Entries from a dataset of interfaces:
BEGIN

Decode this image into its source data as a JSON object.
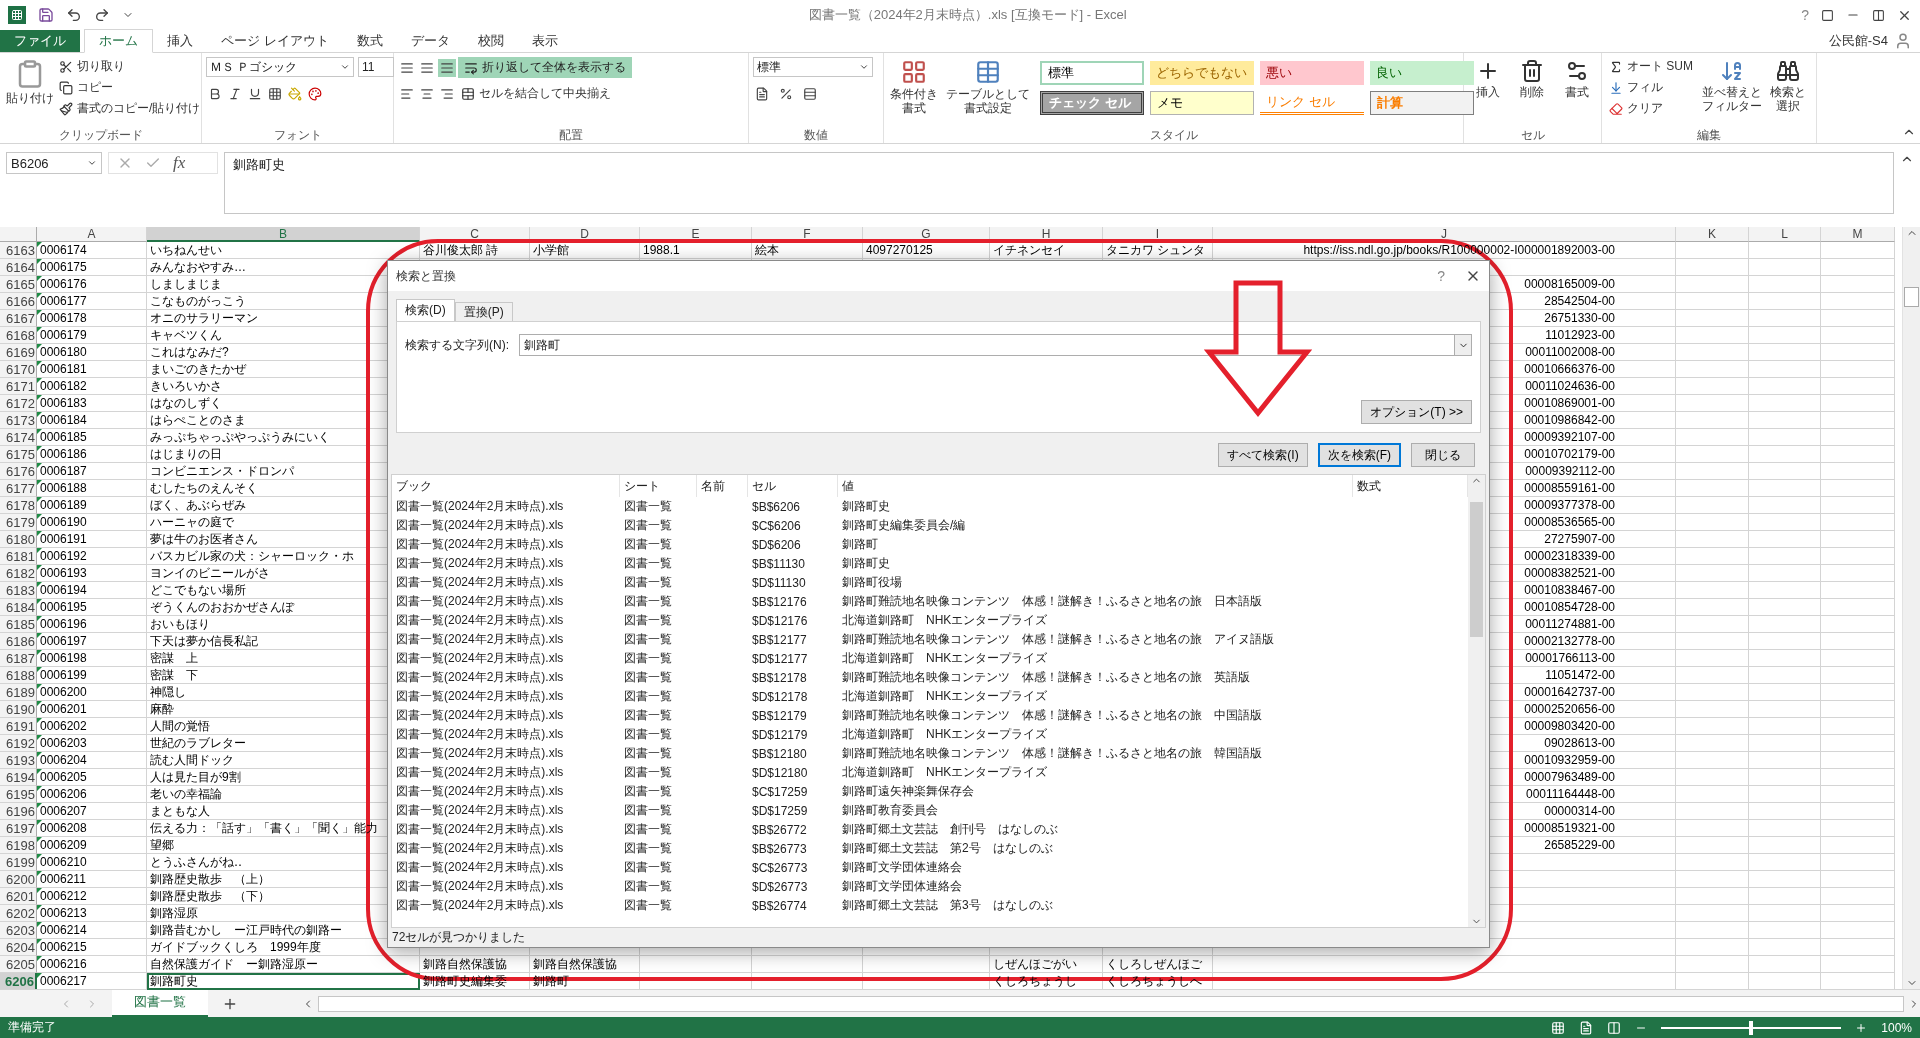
{
  "window": {
    "title": "図書一覧（2024年2月末時点）.xls  [互換モード] - Excel",
    "help": "?",
    "account": "公民館-S4"
  },
  "ribbon": {
    "tabs": [
      {
        "label": "ファイル",
        "kind": "file",
        "selected": false
      },
      {
        "label": "ホーム",
        "kind": "tab",
        "selected": true
      },
      {
        "label": "挿入",
        "kind": "tab",
        "selected": false
      },
      {
        "label": "ページ レイアウト",
        "kind": "tab",
        "selected": false
      },
      {
        "label": "数式",
        "kind": "tab",
        "selected": false
      },
      {
        "label": "データ",
        "kind": "tab",
        "selected": false
      },
      {
        "label": "校閲",
        "kind": "tab",
        "selected": false
      },
      {
        "label": "表示",
        "kind": "tab",
        "selected": false
      }
    ],
    "clipboard": {
      "label": "クリップボード",
      "paste": "貼り付け",
      "cut": "切り取り",
      "copy": "コピー",
      "format_painter": "書式のコピー/貼り付け"
    },
    "font": {
      "label": "フォント",
      "name": "ＭＳ Ｐゴシック",
      "size": "11"
    },
    "alignment": {
      "label": "配置",
      "wrap_text": {
        "label": "折り返して全体を表示する",
        "selected": true
      },
      "merge": "セルを結合して中央揃え"
    },
    "number": {
      "label": "数値",
      "format": "標準"
    },
    "styles": {
      "label": "スタイル",
      "conditional": [
        "条件付き",
        "書式"
      ],
      "table": [
        "テーブルとして",
        "書式設定"
      ],
      "gallery": [
        {
          "label": "標準",
          "kind": "normal"
        },
        {
          "label": "どちらでもない",
          "kind": "neutral"
        },
        {
          "label": "悪い",
          "kind": "bad"
        },
        {
          "label": "良い",
          "kind": "good"
        },
        {
          "label": "チェック セル",
          "kind": "check"
        },
        {
          "label": "メモ",
          "kind": "note"
        },
        {
          "label": "リンク セル",
          "kind": "link"
        },
        {
          "label": "計算",
          "kind": "calc"
        }
      ]
    },
    "cells": {
      "label": "セル",
      "insert": "挿入",
      "delete": "削除",
      "format": "書式"
    },
    "editing": {
      "label": "編集",
      "autosum": "オート SUM",
      "fill": "フィル",
      "clear": "クリア",
      "sort": [
        "並べ替えと",
        "フィルター"
      ],
      "find": [
        "検索と",
        "選択"
      ]
    }
  },
  "formula_bar": {
    "name_box": "B6206",
    "fx": "fx",
    "value": "釧路町史"
  },
  "sheet": {
    "columns": [
      {
        "label": "A",
        "selected": false
      },
      {
        "label": "B",
        "selected": true
      },
      {
        "label": "C",
        "selected": false
      },
      {
        "label": "D",
        "selected": false
      },
      {
        "label": "E",
        "selected": false
      },
      {
        "label": "F",
        "selected": false
      },
      {
        "label": "G",
        "selected": false
      },
      {
        "label": "H",
        "selected": false
      },
      {
        "label": "I",
        "selected": false
      },
      {
        "label": "J",
        "selected": false
      },
      {
        "label": "K",
        "selected": false
      },
      {
        "label": "L",
        "selected": false
      },
      {
        "label": "M",
        "selected": false
      }
    ],
    "rows": [
      {
        "number": "6163",
        "selected": false,
        "cells": {
          "A": "0006174",
          "B": "いちねんせい",
          "C": "谷川俊太郎 詩",
          "D": "小学館",
          "E": "1988.1",
          "F": "絵本",
          "G": "4097270125",
          "H": "イチネンセイ",
          "I": "タニカワ シュンタ",
          "J": "https://iss.ndl.go.jp/books/R100000002-I000001892003-00"
        }
      },
      {
        "number": "6164",
        "selected": false,
        "cells": {
          "A": "0006175",
          "B": "みんなおやすみ…"
        }
      },
      {
        "number": "6165",
        "selected": false,
        "cells": {
          "A": "0006176",
          "B": "しましまじま",
          "J": "00008165009-00"
        }
      },
      {
        "number": "6166",
        "selected": false,
        "cells": {
          "A": "0006177",
          "B": "こなものがっこう",
          "J": "28542504-00"
        }
      },
      {
        "number": "6167",
        "selected": false,
        "cells": {
          "A": "0006178",
          "B": "オニのサラリーマン",
          "J": "26751330-00"
        }
      },
      {
        "number": "6168",
        "selected": false,
        "cells": {
          "A": "0006179",
          "B": "キャベツくん",
          "J": "11012923-00"
        }
      },
      {
        "number": "6169",
        "selected": false,
        "cells": {
          "A": "0006180",
          "B": "これはなみだ?",
          "J": "00011002008-00"
        }
      },
      {
        "number": "6170",
        "selected": false,
        "cells": {
          "A": "0006181",
          "B": "まいごのきたかぜ",
          "J": "00010666376-00"
        }
      },
      {
        "number": "6171",
        "selected": false,
        "cells": {
          "A": "0006182",
          "B": "きいろいかさ",
          "J": "00011024636-00"
        }
      },
      {
        "number": "6172",
        "selected": false,
        "cells": {
          "A": "0006183",
          "B": "はなのしずく",
          "J": "00010869001-00"
        }
      },
      {
        "number": "6173",
        "selected": false,
        "cells": {
          "A": "0006184",
          "B": "はらぺことのさま",
          "J": "00010986842-00"
        }
      },
      {
        "number": "6174",
        "selected": false,
        "cells": {
          "A": "0006185",
          "B": "みっぷちゃっぷやっぷうみにいく",
          "J": "00009392107-00"
        }
      },
      {
        "number": "6175",
        "selected": false,
        "cells": {
          "A": "0006186",
          "B": "はじまりの日",
          "J": "00010702179-00"
        }
      },
      {
        "number": "6176",
        "selected": false,
        "cells": {
          "A": "0006187",
          "B": "コンビニエンス・ドロンパ",
          "J": "00009392112-00"
        }
      },
      {
        "number": "6177",
        "selected": false,
        "cells": {
          "A": "0006188",
          "B": "むしたちのえんそく",
          "J": "00008559161-00"
        }
      },
      {
        "number": "6178",
        "selected": false,
        "cells": {
          "A": "0006189",
          "B": "ぼく、あぶらぜみ",
          "J": "00009377378-00"
        }
      },
      {
        "number": "6179",
        "selected": false,
        "cells": {
          "A": "0006190",
          "B": "ハーニャの庭で",
          "J": "00008536565-00"
        }
      },
      {
        "number": "6180",
        "selected": false,
        "cells": {
          "A": "0006191",
          "B": "夢は牛のお医者さん",
          "J": "27275907-00"
        }
      },
      {
        "number": "6181",
        "selected": false,
        "cells": {
          "A": "0006192",
          "B": "バスカビル家の犬：シャーロック・ホ",
          "J": "00002318339-00"
        }
      },
      {
        "number": "6182",
        "selected": false,
        "cells": {
          "A": "0006193",
          "B": "ヨンイのビニールがさ",
          "J": "00008382521-00"
        }
      },
      {
        "number": "6183",
        "selected": false,
        "cells": {
          "A": "0006194",
          "B": "どこでもない場所",
          "J": "00010838467-00"
        }
      },
      {
        "number": "6184",
        "selected": false,
        "cells": {
          "A": "0006195",
          "B": "ぞうくんのおおかぜさんぽ",
          "J": "00010854728-00"
        }
      },
      {
        "number": "6185",
        "selected": false,
        "cells": {
          "A": "0006196",
          "B": "おいもほり",
          "J": "00011274881-00"
        }
      },
      {
        "number": "6186",
        "selected": false,
        "cells": {
          "A": "0006197",
          "B": "下天は夢か信長私記",
          "J": "00002132778-00"
        }
      },
      {
        "number": "6187",
        "selected": false,
        "cells": {
          "A": "0006198",
          "B": "密謀　上",
          "J": "00001766113-00"
        }
      },
      {
        "number": "6188",
        "selected": false,
        "cells": {
          "A": "0006199",
          "B": "密謀　下",
          "J": "11051472-00"
        }
      },
      {
        "number": "6189",
        "selected": false,
        "cells": {
          "A": "0006200",
          "B": "神隠し",
          "J": "00001642737-00"
        }
      },
      {
        "number": "6190",
        "selected": false,
        "cells": {
          "A": "0006201",
          "B": "麻酔",
          "J": "00002520656-00"
        }
      },
      {
        "number": "6191",
        "selected": false,
        "cells": {
          "A": "0006202",
          "B": "人間の覚悟",
          "J": "00009803420-00"
        }
      },
      {
        "number": "6192",
        "selected": false,
        "cells": {
          "A": "0006203",
          "B": "世紀のラブレター",
          "J": "09028613-00"
        }
      },
      {
        "number": "6193",
        "selected": false,
        "cells": {
          "A": "0006204",
          "B": "読む人間ドック",
          "J": "00010932959-00"
        }
      },
      {
        "number": "6194",
        "selected": false,
        "cells": {
          "A": "0006205",
          "B": "人は見た目が9割",
          "J": "00007963489-00"
        }
      },
      {
        "number": "6195",
        "selected": false,
        "cells": {
          "A": "0006206",
          "B": "老いの幸福論",
          "J": "00011164448-00"
        }
      },
      {
        "number": "6196",
        "selected": false,
        "cells": {
          "A": "0006207",
          "B": "まともな人",
          "J": "00000314-00"
        }
      },
      {
        "number": "6197",
        "selected": false,
        "cells": {
          "A": "0006208",
          "B": "伝える力：「話す」「書く」「聞く」能力",
          "J": "00008519321-00"
        }
      },
      {
        "number": "6198",
        "selected": false,
        "cells": {
          "A": "0006209",
          "B": "望郷",
          "J": "26585229-00"
        }
      },
      {
        "number": "6199",
        "selected": false,
        "cells": {
          "A": "0006210",
          "B": "とうふさんがね‥"
        }
      },
      {
        "number": "6200",
        "selected": false,
        "cells": {
          "A": "0006211",
          "B": "釧路歴史散歩　（上）"
        }
      },
      {
        "number": "6201",
        "selected": false,
        "cells": {
          "A": "0006212",
          "B": "釧路歴史散歩　（下）"
        }
      },
      {
        "number": "6202",
        "selected": false,
        "cells": {
          "A": "0006213",
          "B": "釧路湿原"
        }
      },
      {
        "number": "6203",
        "selected": false,
        "cells": {
          "A": "0006214",
          "B": "釧路昔むかし　ー江戸時代の釧路ー"
        }
      },
      {
        "number": "6204",
        "selected": false,
        "cells": {
          "A": "0006215",
          "B": "ガイドブックくしろ　1999年度"
        }
      },
      {
        "number": "6205",
        "selected": false,
        "cells": {
          "A": "0006216",
          "B": "自然保護ガイド　ー釧路湿原ー",
          "C": "釧路自然保護協",
          "D": "釧路自然保護協",
          "H": "しぜんほごがい",
          "I": "くしろしぜんほご"
        }
      },
      {
        "number": "6206",
        "selected": true,
        "cells": {
          "A": "0006217",
          "B": "釧路町史",
          "C": "釧路町史編集委",
          "D": "釧路町",
          "H": "くしろちょうし",
          "I": "くしろちょうしへ"
        }
      }
    ]
  },
  "dialog": {
    "title": "検索と置換",
    "help": "?",
    "tabs": [
      {
        "label": "検索(D)",
        "selected": true
      },
      {
        "label": "置換(P)",
        "selected": false
      }
    ],
    "search_label": "検索する文字列(N):",
    "search_value": "釧路町",
    "options_button": "オプション(T) >>",
    "buttons": [
      {
        "label": "すべて検索(I)",
        "selected": false
      },
      {
        "label": "次を検索(F)",
        "selected": true
      },
      {
        "label": "閉じる",
        "selected": false
      }
    ],
    "results": {
      "columns": [
        "ブック",
        "シート",
        "名前",
        "セル",
        "値",
        "数式"
      ],
      "rows": [
        {
          "book": "図書一覧(2024年2月末時点).xls",
          "sheet": "図書一覧",
          "cell": "$B$6206",
          "value": "釧路町史"
        },
        {
          "book": "図書一覧(2024年2月末時点).xls",
          "sheet": "図書一覧",
          "cell": "$C$6206",
          "value": "釧路町史編集委員会/編"
        },
        {
          "book": "図書一覧(2024年2月末時点).xls",
          "sheet": "図書一覧",
          "cell": "$D$6206",
          "value": "釧路町"
        },
        {
          "book": "図書一覧(2024年2月末時点).xls",
          "sheet": "図書一覧",
          "cell": "$B$11130",
          "value": "釧路町史"
        },
        {
          "book": "図書一覧(2024年2月末時点).xls",
          "sheet": "図書一覧",
          "cell": "$D$11130",
          "value": "釧路町役場"
        },
        {
          "book": "図書一覧(2024年2月末時点).xls",
          "sheet": "図書一覧",
          "cell": "$B$12176",
          "value": "釧路町難読地名映像コンテンツ　体感！謎解き！ふるさと地名の旅　日本語版"
        },
        {
          "book": "図書一覧(2024年2月末時点).xls",
          "sheet": "図書一覧",
          "cell": "$D$12176",
          "value": "北海道釧路町　NHKエンタープライズ"
        },
        {
          "book": "図書一覧(2024年2月末時点).xls",
          "sheet": "図書一覧",
          "cell": "$B$12177",
          "value": "釧路町難読地名映像コンテンツ　体感！謎解き！ふるさと地名の旅　アイヌ語版"
        },
        {
          "book": "図書一覧(2024年2月末時点).xls",
          "sheet": "図書一覧",
          "cell": "$D$12177",
          "value": "北海道釧路町　NHKエンタープライズ"
        },
        {
          "book": "図書一覧(2024年2月末時点).xls",
          "sheet": "図書一覧",
          "cell": "$B$12178",
          "value": "釧路町難読地名映像コンテンツ　体感！謎解き！ふるさと地名の旅　英語版"
        },
        {
          "book": "図書一覧(2024年2月末時点).xls",
          "sheet": "図書一覧",
          "cell": "$D$12178",
          "value": "北海道釧路町　NHKエンタープライズ"
        },
        {
          "book": "図書一覧(2024年2月末時点).xls",
          "sheet": "図書一覧",
          "cell": "$B$12179",
          "value": "釧路町難読地名映像コンテンツ　体感！謎解き！ふるさと地名の旅　中国語版"
        },
        {
          "book": "図書一覧(2024年2月末時点).xls",
          "sheet": "図書一覧",
          "cell": "$D$12179",
          "value": "北海道釧路町　NHKエンタープライズ"
        },
        {
          "book": "図書一覧(2024年2月末時点).xls",
          "sheet": "図書一覧",
          "cell": "$B$12180",
          "value": "釧路町難読地名映像コンテンツ　体感！謎解き！ふるさと地名の旅　韓国語版"
        },
        {
          "book": "図書一覧(2024年2月末時点).xls",
          "sheet": "図書一覧",
          "cell": "$D$12180",
          "value": "北海道釧路町　NHKエンタープライズ"
        },
        {
          "book": "図書一覧(2024年2月末時点).xls",
          "sheet": "図書一覧",
          "cell": "$C$17259",
          "value": "釧路町遠矢神楽舞保存会"
        },
        {
          "book": "図書一覧(2024年2月末時点).xls",
          "sheet": "図書一覧",
          "cell": "$D$17259",
          "value": "釧路町教育委員会"
        },
        {
          "book": "図書一覧(2024年2月末時点).xls",
          "sheet": "図書一覧",
          "cell": "$B$26772",
          "value": "釧路町郷土文芸誌　創刊号　はなしのぶ"
        },
        {
          "book": "図書一覧(2024年2月末時点).xls",
          "sheet": "図書一覧",
          "cell": "$B$26773",
          "value": "釧路町郷土文芸誌　第2号　はなしのぶ"
        },
        {
          "book": "図書一覧(2024年2月末時点).xls",
          "sheet": "図書一覧",
          "cell": "$C$26773",
          "value": "釧路町文学団体連絡会"
        },
        {
          "book": "図書一覧(2024年2月末時点).xls",
          "sheet": "図書一覧",
          "cell": "$D$26773",
          "value": "釧路町文学団体連絡会"
        },
        {
          "book": "図書一覧(2024年2月末時点).xls",
          "sheet": "図書一覧",
          "cell": "$B$26774",
          "value": "釧路町郷土文芸誌　第3号　はなしのぶ"
        }
      ]
    },
    "status": "72セルが見つかりました"
  },
  "sheet_tabs": [
    {
      "label": "図書一覧",
      "selected": true
    }
  ],
  "status_bar": {
    "text": "準備完了",
    "zoom": {
      "level": 0.5,
      "reading": "100%"
    }
  }
}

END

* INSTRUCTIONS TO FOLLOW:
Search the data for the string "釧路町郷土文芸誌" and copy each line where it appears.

* SOLVED EXERCISE:
          "value": "釧路町郷土文芸誌　創刊号　はなしのぶ"
          "value": "釧路町郷土文芸誌　第2号　はなしのぶ"
          "value": "釧路町郷土文芸誌　第3号　はなしのぶ"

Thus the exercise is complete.